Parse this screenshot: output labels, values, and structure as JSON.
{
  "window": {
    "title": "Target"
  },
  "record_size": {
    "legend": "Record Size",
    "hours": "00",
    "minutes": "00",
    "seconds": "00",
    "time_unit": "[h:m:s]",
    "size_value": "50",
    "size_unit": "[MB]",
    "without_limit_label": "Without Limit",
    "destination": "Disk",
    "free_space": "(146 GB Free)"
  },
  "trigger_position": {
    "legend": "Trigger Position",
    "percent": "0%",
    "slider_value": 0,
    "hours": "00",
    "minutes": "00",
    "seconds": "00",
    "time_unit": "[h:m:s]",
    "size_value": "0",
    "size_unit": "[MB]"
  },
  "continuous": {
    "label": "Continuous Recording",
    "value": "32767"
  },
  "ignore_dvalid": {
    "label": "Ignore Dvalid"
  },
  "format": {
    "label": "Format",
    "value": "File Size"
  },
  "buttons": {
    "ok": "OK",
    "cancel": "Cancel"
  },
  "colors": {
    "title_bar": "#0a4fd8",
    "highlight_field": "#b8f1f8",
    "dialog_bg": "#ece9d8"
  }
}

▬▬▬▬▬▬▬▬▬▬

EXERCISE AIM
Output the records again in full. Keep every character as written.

FINISHED EXERCISE
Parse this screenshot: output labels, values, and structure as JSON.
{
  "window": {
    "title": "Target"
  },
  "record_size": {
    "legend": "Record Size",
    "hours": "00",
    "minutes": "00",
    "seconds": "00",
    "time_unit": "[h:m:s]",
    "size_value": "50",
    "size_unit": "[MB]",
    "without_limit_label": "Without Limit",
    "destination": "Disk",
    "free_space": "(146 GB Free)"
  },
  "trigger_position": {
    "legend": "Trigger Position",
    "percent": "0%",
    "slider_value": 0,
    "hours": "00",
    "minutes": "00",
    "seconds": "00",
    "time_unit": "[h:m:s]",
    "size_value": "0",
    "size_unit": "[MB]"
  },
  "continuous": {
    "label": "Continuous Recording",
    "value": "32767"
  },
  "ignore_dvalid": {
    "label": "Ignore Dvalid"
  },
  "format": {
    "label": "Format",
    "value": "File Size"
  },
  "buttons": {
    "ok": "OK",
    "cancel": "Cancel"
  },
  "colors": {
    "title_bar": "#0a4fd8",
    "highlight_field": "#b8f1f8",
    "dialog_bg": "#ece9d8"
  }
}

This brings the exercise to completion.